Obama’s Asia policy seeks to reap the benefits of building closer engagement with Asian states — including China, now central to U.S. economic and strategic interests — while charting a course of neutrality on sovereignty disputes. This delicate balancing act, however, implies strategic and moral equivalence, even though the coercion and aggression is largely by China against states that are America’s allies or strategic partners.
For example, in the current geopolitical crisis, Washington is urging restraint also on Japan’s part, lest any escalation force the U.S. to take sides, undermining its policy to manage China’s rise without trying to contain it. Washington is seeking to manage Sino-Japanese tensions too by urging both sides to tamp down their nationalistic rhetoric and reduce the risk of escalation or miscalculation through crisis-management and confidence-building measures. This is the message Biden took to Tokyo and Beijing.
Yet the focus on the dual management of China’s rise and Sino-Japanese tensions obfuscates the broader test of power in the Asia-Pacific that Chinese actions represent.
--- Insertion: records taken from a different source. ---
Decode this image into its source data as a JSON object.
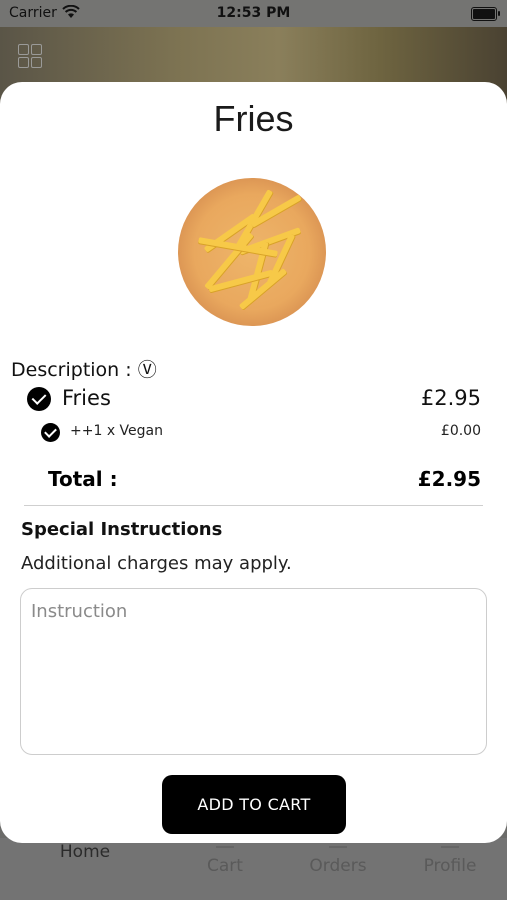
{
  "status_bar": {
    "carrier": "Carrier",
    "time": "12:53 PM"
  },
  "tab_bar": {
    "home": "Home",
    "cart": "Cart",
    "orders": "Orders",
    "profile": "Profile"
  },
  "modal": {
    "title": "Fries",
    "description_label": "Description : Ⓥ",
    "item": {
      "name": "Fries",
      "price": "£2.95"
    },
    "option": {
      "name": "++1 x Vegan",
      "price": "£0.00"
    },
    "total": {
      "label": "Total :",
      "value": "£2.95"
    },
    "special_instructions": {
      "title": "Special Instructions",
      "note": "Additional charges may apply.",
      "placeholder": "Instruction",
      "value": ""
    },
    "add_to_cart_label": "ADD TO CART"
  }
}
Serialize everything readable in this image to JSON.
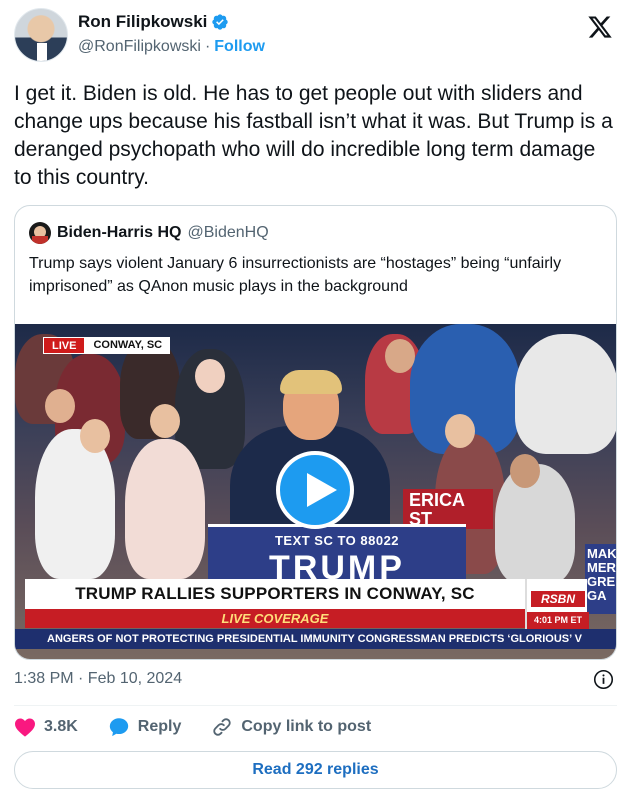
{
  "author": {
    "display_name": "Ron Filipkowski",
    "handle": "@RonFilipkowski",
    "separator": "·",
    "follow_label": "Follow",
    "verified": true
  },
  "tweet": {
    "text": "I get it. Biden is old. He has to get people out with sliders and change ups because his fastball isn’t what it was. But Trump is a deranged psychopath who will do incredible long term damage to this country."
  },
  "quote": {
    "display_name": "Biden-Harris HQ",
    "handle": "@BidenHQ",
    "text": "Trump says violent January 6 insurrectionists are “hostages” being “unfairly imprisoned” as QAnon music plays in the background",
    "video": {
      "live_label": "LIVE",
      "location": "CONWAY, SC",
      "podium_small": "TEXT SC TO 88022",
      "podium_big": "TRUMP",
      "side_sign": "ERICA\nST",
      "far_sign": "MAK\nMER\nGRE\nGA",
      "chyron": "TRUMP RALLIES SUPPORTERS IN CONWAY, SC",
      "coverage": "LIVE COVERAGE",
      "network": "RSBN",
      "time": "4:01 PM ET",
      "ticker": "ANGERS OF NOT PROTECTING PRESIDENTIAL IMMUNITY     CONGRESSMAN PREDICTS ‘GLORIOUS’ V"
    }
  },
  "timestamp": "1:38 PM · Feb 10, 2024",
  "actions": {
    "likes": "3.8K",
    "reply_label": "Reply",
    "copy_label": "Copy link to post"
  },
  "read_replies_label": "Read 292 replies",
  "colors": {
    "accent": "#1d9bf0",
    "like": "#f91880",
    "muted": "#536471"
  }
}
It also obscures the then U.S. Defense Secretary Robert Gates’ January 2011 warning that China’s long-term goal is to push the United States and its military assets farther out in the Pacific.
In this light, the Obama administration’s stance not to challenge China directly only aids its creeping aggression in Asia.
China is nibbling at territories held by several neighbors, as highlighted by growing PLA incursions across the long, disputed Himalayan border with India, its success in outwitting the Philippines to gain effective control of the Scarborough Shoal and the Second Thomas Shoal, and its aggressive moves against Vietnam over their unsettled maritime boundary.
Its self-declared ADIZ in the East China Sea even covers the sky over the South Korean-held Leodo Isle (“Suyan Rock” to Beijing), prompting Seoul to expand its own air-defense zone.
China’s ADIZ, while aimed at solidifying its claims to territories held by Japan and South Korea, increases regional tensions and the risks of Sino-Japanese conflict.
Compelling aircraft transiting the zone to accept the new Chinese rules won’t be easy for Beijing, given China’s limited early warning radar and in-flight refueling capabilities and the refusal of some neighboring states, especially Japan, to fall in line. As part of its step-by-step strategy, however, Beijing has no intention to enforce the zone immediately.
Efforts at enforcement will come later when circumstances are more favorable. Right now, the priority of China’s leaders is to prevail in the dangerous game of chicken that they have started.
If China is able to ride out international criticism while holding its ground, it will be emboldened to set up — as Japanese Defense Minister Itsunori Onodera has warned — a similarly expansive air-defense zone in the South China Sea, more than 80 percent of which it now formally claims. A Chinese government spokesman said Nov. 27, according to Xinhua, that “China will set up other ADIZs in due time after completing relevant preparations.”
That is why it is important for the U.S. to draw the line now over China’s territorial creep. Otherwise, China — in the absence of any geopolitical blowback — will continue to subvert the status quo in the East and South China Seas, along its border with India, and even on the cross-border flows of Asia’s major rivers, which originate in the Chinese-annexed Tibetan plateau.
Without a concerted U.S.-led effort to push back against China’s aggression in the East China Sea, it won’t be long before another Chinese encroachment occurs.
Brahma Chellaney, a geostrategist, is the author, most recently, of “Water, Peace, and War” (Rowman & Littlefield, 2013).